There is a new facebook page, "Save Michigan's Public Schools." What is really nice about this page is that there are lots and lots of superintendent and school board letters and statements of opposition. You can get some really good ideas of what to say if you want to personalize things. Or just get inspired, remember that you are not alone, don't despair, and give a "like" to some of the statements!

It's nice to see opposition from superintendents and school board members from all parts of the state, including some Republican strongholds. I noticed letters from Tuscola County (the Thumb); Calhoun County; Genesee County; Macomb County; Oakland County (Bloomfield Hills' Superintendent Rob Glass's letter to parents and taxpayers is terrific): Washtenaw County (Chelsea, Milan, Dexter, Ypsilanti, Whitmore Lake, Lincoln Consolidated and Ann Arbor for sure--there may have been others); the State Board of Education; and more.

A Michigan coalition is also opposing the fact that the EAA (which has only been around for three months!) is the only Michigan "school district" that is a finalist in the "Race to the Top" (which, as I've said before, is truly a race to the bottom, but unfortunately it is one that comes with funding).

Save Michigan's Public Schools has also posted the 302 page Michigan Public Education Finance Act Draft Legislation (and I'm linking to it) in case you are looking for some light reading [joke!]. This would replace our current school aid legislation, but it would make things much worse, not better.

Here is why:
"In a nutshell, the proposed Michigan Public Education Finance Act (which would replace the existing School Aid Act of 1979) erases school attendance boundaries, allowing students to take their assigned chunk of funding and use it anywhere
they like (if the receiving school agrees), including taking courses in multiple locations. The legislation also throws a big, juicy bone to the Wild West of on-line education, reinforces test-based 'performance,' and gives students $2500 per semester for early graduation." (Nancy Flanagan in EdWeek, in a blog post titled, "What's the Matter with Michigan?"
Dr. Vickie Markavitch, Superintendent of the Oakland Schools (I think of the Oakland Intermediate School District) has an excellent video on the subject of the pending legislation, and I encourage you to: a) watch it and b) share it.

UPDATE:  Also, there is this--
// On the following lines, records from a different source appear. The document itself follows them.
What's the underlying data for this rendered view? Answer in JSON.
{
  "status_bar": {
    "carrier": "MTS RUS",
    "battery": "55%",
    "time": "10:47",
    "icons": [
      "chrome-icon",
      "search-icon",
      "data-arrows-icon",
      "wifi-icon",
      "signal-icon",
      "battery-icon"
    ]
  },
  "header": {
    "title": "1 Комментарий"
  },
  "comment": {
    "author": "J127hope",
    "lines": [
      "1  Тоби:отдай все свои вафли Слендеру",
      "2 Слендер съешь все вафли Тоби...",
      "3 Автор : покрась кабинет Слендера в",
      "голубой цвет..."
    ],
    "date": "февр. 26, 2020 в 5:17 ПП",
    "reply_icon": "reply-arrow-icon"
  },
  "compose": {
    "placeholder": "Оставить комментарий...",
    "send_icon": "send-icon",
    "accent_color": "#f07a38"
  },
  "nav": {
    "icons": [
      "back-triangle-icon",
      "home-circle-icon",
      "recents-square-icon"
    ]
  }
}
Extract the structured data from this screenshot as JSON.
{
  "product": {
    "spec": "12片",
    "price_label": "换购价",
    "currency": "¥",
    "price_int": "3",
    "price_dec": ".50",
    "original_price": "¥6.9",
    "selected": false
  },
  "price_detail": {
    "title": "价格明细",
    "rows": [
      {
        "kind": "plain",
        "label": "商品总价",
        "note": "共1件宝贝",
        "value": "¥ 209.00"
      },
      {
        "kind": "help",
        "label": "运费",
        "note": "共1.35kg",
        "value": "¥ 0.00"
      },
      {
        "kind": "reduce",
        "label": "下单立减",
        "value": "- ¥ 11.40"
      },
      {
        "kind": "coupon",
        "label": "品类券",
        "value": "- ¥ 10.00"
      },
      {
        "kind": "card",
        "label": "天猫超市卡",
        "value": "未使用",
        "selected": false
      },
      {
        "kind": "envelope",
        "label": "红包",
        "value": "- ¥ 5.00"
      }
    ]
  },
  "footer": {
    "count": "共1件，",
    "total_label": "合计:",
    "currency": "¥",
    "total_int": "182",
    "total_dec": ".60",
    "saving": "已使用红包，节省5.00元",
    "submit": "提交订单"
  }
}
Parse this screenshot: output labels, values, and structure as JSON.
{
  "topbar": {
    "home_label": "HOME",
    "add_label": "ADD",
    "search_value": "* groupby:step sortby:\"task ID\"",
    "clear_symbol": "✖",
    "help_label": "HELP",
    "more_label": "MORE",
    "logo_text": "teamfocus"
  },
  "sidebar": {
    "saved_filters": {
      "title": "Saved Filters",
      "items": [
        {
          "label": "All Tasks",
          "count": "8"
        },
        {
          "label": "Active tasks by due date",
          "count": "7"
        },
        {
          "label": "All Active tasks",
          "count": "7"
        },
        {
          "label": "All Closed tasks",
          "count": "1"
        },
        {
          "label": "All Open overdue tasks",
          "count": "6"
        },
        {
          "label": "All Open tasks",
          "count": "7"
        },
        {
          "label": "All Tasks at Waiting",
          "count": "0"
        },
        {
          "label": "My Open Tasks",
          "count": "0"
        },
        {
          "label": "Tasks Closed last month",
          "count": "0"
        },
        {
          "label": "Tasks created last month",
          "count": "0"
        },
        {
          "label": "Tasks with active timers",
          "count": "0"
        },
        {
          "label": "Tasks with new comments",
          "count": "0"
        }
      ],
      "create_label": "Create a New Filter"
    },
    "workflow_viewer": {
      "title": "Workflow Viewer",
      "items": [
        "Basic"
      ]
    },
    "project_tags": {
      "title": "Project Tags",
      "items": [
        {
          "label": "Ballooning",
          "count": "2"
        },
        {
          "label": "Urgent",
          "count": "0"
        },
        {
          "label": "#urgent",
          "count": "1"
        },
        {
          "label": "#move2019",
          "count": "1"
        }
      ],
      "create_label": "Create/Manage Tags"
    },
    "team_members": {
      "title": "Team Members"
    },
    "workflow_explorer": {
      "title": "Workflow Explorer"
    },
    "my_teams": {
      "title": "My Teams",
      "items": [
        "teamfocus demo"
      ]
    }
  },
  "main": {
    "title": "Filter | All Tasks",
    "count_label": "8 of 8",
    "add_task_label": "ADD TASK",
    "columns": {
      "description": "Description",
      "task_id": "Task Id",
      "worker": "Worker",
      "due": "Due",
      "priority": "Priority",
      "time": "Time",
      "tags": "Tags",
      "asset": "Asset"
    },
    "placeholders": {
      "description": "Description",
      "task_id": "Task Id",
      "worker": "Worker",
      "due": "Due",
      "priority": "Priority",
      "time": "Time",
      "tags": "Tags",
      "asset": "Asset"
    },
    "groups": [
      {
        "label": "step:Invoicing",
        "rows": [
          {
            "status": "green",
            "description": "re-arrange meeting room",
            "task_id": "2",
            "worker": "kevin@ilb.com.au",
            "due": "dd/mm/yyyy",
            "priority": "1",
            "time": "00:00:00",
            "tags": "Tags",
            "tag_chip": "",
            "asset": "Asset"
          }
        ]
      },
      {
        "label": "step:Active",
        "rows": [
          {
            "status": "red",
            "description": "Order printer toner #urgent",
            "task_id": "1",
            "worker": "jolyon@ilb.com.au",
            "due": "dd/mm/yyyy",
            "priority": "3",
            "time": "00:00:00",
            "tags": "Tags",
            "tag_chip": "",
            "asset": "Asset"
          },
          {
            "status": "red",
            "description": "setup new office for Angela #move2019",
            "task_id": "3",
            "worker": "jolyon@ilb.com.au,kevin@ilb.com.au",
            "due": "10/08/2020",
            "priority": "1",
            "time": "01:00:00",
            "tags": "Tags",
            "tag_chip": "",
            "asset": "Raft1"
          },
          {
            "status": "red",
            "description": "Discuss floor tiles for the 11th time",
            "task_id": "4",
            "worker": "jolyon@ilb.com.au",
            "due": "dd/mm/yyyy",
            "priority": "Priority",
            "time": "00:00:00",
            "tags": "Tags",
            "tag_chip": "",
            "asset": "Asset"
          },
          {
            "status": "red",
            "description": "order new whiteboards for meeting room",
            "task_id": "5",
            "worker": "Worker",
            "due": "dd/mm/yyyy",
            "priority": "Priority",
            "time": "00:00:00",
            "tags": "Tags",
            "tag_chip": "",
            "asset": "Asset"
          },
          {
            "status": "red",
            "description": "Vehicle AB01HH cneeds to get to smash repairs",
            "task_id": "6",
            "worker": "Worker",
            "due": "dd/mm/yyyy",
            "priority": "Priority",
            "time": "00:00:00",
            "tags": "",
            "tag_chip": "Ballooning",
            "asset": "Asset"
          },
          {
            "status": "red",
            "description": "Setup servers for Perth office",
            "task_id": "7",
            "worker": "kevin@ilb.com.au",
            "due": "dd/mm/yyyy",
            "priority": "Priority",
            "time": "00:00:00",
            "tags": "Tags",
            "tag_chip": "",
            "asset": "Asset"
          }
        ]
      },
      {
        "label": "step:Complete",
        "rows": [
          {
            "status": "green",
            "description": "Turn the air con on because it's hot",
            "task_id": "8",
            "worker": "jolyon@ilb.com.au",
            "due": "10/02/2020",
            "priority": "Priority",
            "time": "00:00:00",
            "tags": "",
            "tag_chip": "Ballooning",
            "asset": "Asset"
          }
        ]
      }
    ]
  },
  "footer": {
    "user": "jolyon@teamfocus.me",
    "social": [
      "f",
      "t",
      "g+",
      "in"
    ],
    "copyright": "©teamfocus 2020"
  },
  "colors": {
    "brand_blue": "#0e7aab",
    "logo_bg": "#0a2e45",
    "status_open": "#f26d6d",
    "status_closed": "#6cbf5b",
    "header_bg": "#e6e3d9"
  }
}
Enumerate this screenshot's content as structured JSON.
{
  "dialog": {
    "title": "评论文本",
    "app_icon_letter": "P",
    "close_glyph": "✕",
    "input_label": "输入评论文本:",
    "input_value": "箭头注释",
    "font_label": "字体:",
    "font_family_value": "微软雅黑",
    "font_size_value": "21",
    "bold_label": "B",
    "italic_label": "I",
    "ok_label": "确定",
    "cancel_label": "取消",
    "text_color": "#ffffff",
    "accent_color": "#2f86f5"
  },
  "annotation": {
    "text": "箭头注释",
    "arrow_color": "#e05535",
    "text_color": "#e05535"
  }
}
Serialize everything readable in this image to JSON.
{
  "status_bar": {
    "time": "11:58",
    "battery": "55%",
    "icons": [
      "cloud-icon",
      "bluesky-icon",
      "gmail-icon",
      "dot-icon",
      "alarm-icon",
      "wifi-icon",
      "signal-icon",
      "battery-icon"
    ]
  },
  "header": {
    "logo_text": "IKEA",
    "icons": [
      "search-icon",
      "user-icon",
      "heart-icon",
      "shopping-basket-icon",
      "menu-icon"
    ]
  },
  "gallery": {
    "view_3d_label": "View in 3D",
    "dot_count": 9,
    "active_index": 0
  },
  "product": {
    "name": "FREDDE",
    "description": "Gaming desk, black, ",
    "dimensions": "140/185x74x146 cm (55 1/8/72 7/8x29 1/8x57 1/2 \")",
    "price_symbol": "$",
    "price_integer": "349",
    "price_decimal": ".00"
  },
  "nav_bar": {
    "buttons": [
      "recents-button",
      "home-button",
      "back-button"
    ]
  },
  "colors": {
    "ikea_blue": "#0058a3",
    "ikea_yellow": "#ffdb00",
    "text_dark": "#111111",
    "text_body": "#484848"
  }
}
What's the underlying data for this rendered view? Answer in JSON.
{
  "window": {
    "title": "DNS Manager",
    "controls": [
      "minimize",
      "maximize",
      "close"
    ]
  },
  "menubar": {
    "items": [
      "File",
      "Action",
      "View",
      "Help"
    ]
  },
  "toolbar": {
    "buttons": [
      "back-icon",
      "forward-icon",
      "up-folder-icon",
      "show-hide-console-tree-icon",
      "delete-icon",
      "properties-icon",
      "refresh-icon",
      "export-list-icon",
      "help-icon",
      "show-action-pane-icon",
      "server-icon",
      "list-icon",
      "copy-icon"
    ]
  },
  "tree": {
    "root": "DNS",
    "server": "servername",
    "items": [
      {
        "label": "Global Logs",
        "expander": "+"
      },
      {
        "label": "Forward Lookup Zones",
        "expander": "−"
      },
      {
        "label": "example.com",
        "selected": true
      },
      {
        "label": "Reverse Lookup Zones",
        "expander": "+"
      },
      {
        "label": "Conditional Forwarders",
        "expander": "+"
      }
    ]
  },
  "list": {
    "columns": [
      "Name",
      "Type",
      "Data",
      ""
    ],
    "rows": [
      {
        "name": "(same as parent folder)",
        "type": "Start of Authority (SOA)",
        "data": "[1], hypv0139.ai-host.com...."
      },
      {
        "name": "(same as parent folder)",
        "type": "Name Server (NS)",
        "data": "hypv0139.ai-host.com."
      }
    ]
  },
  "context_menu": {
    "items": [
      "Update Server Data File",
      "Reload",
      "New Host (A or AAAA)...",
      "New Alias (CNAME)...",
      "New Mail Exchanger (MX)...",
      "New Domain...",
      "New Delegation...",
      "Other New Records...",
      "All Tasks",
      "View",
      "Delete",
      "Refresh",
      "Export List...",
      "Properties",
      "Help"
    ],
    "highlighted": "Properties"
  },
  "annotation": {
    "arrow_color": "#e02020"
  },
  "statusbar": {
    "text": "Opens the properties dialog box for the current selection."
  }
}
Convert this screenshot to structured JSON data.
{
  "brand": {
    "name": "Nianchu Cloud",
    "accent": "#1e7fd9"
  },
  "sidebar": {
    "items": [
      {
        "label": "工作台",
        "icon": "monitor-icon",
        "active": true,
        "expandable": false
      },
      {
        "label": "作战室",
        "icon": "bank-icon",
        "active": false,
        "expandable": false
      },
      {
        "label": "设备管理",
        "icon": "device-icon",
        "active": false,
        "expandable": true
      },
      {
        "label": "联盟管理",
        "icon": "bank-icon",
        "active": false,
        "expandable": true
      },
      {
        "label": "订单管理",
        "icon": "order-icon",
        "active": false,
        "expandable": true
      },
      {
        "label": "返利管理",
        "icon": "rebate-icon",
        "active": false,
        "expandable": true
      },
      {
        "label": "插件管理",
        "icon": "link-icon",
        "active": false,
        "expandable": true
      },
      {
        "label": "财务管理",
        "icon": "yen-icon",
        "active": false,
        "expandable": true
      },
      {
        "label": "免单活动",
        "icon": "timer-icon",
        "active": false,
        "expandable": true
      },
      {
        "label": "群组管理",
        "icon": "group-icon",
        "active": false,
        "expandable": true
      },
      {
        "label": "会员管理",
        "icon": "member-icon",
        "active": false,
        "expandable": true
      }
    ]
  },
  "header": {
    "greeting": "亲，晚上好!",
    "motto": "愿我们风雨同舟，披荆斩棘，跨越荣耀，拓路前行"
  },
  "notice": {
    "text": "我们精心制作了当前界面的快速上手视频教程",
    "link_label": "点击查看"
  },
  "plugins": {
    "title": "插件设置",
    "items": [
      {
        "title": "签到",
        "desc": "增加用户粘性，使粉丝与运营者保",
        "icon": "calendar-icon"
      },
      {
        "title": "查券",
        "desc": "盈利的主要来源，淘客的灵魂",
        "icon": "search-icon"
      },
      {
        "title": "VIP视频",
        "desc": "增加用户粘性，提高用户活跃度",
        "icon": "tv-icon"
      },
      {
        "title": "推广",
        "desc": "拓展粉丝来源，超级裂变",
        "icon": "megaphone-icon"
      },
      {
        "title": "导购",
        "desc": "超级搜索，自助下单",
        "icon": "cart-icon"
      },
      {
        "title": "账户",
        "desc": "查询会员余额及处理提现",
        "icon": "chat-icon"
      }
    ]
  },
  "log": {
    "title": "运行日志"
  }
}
Michigan for Quality Schools
Supporting proven education reform
What: A news conference unveiling new coalition of education, parent and business leaders opposed to continued experiments on Michigan children and supporting proven education reform.
When: 1 p.m. Monday, Dec. 3
Where: Room 424, Michigan Capitol
Who: Steve Norton of Michigan Parents for Schools, Michigan Association of School Boards Executive Director Kathy Hayes, State Board of Education President John Austin, Michigan Association of School Administrators Executive Director William Mayes and others.
Why: To reject efforts to experiment with Michigan children by ending locally controlled school systems and introduce a for-profit education system in Michigan.
To support proven quality reforms by examining policies of states with a track record of success in Gov. Snyder’s education dashboard metrics.To call for public hearings across Michigan to expose these issues to the parents of Michigan, not shove them through the lame duck session of the Legislature with minimal debate.
A wide coalition of varied interests have been galvanized by campaigns to pass major education experiments in the lame duck legislature, including bills to allow for-profit education companies to cherry pick students and to give the still-unproven Education Achievement Authority the ability to create an unlimited number of schools without regard to quality. The organization also opposes the Oxford Foundations’ plan to gamble with Michigan students, which would end locally controlled school districts.
For more information contact David Waymire at Martin Waymire Advocacy Communications, 517-485-6600